The Americans are 0-2-0 and in last place in the Hexagonal. It’s a place they’ve never been, and hardly the sort of frontier Klinsmann was expected to explore. If 2016 was about the death throes of his ambitious but tumultuous tenure, 2017 will be about reorganization and recovery.
It was the best sports story of 2016—and perhaps of the 21st century so far. Lightly regarded Leicester City, which had required a near-miracle to avoid relegation from the Premier League in the previous season, was a 5,000-to-1 shot to win the league in 2015-16. Upsets happen all the time in the Premier League when it comes to single games, but the title-winners in the Premier League era over 38 games have always been the wealthiest clubs. A championship by a team as humble as Leicester seemed unconscionable.

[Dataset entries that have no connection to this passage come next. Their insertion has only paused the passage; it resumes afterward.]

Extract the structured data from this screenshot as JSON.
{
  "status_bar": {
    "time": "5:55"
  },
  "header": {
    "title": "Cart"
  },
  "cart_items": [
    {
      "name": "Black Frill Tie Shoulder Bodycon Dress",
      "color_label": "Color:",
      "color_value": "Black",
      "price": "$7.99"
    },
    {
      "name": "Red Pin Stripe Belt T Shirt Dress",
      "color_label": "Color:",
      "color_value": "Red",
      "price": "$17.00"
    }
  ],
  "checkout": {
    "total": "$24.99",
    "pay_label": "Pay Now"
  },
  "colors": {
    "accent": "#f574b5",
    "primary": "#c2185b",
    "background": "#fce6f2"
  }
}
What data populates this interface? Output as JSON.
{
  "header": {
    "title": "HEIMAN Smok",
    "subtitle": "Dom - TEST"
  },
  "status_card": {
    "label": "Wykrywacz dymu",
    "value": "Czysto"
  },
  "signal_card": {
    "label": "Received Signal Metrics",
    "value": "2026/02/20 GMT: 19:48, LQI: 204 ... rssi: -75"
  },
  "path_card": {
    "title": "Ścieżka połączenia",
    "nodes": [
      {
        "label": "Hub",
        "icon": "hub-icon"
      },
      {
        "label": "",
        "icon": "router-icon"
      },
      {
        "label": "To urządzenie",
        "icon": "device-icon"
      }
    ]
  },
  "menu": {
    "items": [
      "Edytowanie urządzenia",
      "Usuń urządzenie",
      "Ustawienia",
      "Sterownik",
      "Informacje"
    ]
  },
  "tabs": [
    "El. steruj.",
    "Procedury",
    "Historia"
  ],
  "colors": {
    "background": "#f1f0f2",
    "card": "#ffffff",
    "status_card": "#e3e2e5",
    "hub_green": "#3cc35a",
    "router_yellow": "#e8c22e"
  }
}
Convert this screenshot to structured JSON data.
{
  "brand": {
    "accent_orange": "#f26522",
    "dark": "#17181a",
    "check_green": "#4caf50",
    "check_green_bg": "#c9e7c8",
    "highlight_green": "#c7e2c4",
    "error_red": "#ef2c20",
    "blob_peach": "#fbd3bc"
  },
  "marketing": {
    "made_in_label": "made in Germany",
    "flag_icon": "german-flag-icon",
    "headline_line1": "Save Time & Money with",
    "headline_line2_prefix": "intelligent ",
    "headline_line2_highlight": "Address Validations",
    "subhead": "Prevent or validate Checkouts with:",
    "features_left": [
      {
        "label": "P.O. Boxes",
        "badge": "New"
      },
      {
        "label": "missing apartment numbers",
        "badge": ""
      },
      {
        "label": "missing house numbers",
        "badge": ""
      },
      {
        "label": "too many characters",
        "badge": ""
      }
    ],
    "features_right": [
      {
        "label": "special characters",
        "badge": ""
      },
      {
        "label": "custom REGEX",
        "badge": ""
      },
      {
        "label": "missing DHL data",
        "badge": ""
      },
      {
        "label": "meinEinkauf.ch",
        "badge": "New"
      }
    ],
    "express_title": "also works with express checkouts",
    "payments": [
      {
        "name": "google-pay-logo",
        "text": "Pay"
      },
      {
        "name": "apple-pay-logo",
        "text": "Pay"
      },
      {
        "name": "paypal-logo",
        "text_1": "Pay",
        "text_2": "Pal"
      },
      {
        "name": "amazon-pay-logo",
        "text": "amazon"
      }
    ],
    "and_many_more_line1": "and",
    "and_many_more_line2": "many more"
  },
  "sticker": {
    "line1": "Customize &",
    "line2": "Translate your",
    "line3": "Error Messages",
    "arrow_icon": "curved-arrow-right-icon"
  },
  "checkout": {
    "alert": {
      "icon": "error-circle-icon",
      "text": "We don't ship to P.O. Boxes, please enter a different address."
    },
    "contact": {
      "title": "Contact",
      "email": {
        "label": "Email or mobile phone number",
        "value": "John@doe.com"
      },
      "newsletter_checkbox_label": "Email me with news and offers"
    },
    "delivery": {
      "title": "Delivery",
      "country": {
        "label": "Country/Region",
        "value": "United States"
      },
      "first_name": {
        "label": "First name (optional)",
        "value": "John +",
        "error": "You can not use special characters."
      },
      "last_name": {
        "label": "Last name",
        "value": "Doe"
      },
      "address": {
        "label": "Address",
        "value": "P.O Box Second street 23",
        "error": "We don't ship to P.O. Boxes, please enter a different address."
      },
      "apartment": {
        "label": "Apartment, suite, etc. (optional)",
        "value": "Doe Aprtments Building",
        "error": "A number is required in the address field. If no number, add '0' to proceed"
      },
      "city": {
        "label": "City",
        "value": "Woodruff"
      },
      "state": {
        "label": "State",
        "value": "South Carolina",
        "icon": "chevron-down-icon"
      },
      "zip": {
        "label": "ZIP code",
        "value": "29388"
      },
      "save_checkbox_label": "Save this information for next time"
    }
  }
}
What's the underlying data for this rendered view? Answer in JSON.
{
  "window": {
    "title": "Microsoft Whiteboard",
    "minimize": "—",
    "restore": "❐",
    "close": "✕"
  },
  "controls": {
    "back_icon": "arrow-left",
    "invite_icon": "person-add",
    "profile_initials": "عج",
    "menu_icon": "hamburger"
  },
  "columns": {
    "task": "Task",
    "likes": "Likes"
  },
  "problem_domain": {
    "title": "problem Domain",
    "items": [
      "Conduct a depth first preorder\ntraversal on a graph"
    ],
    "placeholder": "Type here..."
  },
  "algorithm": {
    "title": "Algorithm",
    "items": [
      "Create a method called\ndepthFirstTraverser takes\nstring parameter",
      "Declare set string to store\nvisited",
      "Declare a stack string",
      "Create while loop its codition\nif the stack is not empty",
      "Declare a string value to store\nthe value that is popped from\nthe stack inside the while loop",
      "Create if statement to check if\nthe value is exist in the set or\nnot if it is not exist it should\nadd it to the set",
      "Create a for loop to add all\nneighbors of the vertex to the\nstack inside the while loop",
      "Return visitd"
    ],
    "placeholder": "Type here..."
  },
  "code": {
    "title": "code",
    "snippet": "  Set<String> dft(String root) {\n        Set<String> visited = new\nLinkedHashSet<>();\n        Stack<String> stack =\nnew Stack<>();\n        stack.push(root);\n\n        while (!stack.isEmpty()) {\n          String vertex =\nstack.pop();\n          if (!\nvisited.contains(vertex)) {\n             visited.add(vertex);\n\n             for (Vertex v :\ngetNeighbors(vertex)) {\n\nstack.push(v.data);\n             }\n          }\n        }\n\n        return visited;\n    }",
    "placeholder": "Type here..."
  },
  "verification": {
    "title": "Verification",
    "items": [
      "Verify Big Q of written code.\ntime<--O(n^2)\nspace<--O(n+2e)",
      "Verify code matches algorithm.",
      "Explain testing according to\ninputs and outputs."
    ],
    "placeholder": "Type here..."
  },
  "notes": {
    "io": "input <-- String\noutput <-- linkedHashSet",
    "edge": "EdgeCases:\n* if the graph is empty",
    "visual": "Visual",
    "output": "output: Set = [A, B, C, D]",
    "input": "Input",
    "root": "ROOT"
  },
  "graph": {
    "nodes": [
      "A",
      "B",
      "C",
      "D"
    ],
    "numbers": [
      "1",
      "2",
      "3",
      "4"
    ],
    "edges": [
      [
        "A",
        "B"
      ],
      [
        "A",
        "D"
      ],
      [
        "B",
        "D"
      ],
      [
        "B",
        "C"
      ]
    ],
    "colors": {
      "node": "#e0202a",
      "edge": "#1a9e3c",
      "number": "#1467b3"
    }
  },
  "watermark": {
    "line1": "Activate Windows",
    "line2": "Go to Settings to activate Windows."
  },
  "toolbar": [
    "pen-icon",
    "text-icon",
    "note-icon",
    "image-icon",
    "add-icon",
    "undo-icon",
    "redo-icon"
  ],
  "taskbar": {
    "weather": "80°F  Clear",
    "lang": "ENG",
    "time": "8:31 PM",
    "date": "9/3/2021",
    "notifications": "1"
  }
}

Yet somehow it happened. With a mix of talent, chemistry and sound counter-attacking strategy, Leicester made a run for the ages. Jamie Vardy, who had been playing in semipro leagues only a few years earlier, became one of the most reliable goal-scorers in the Premier League. Riyad Mahrez turned into a lethal attacking threat, while N’Golo Kanté established supremacy covering acres of space in the midfield. First-year manager Claudio Ranieri, a genuinely nice Italian man, finally won a trophy by showing restraint in the changes he made to a team nobody expected to challenge for the top.
Leicester’s struggles in the 2016-17 season only serve to show its title was a truly singular event. When the Italian Andea Bocelli sang for Leicester on the day it won the trophy, it was impossible to keep a dry eye. These Foxes had achieved the unthinkable.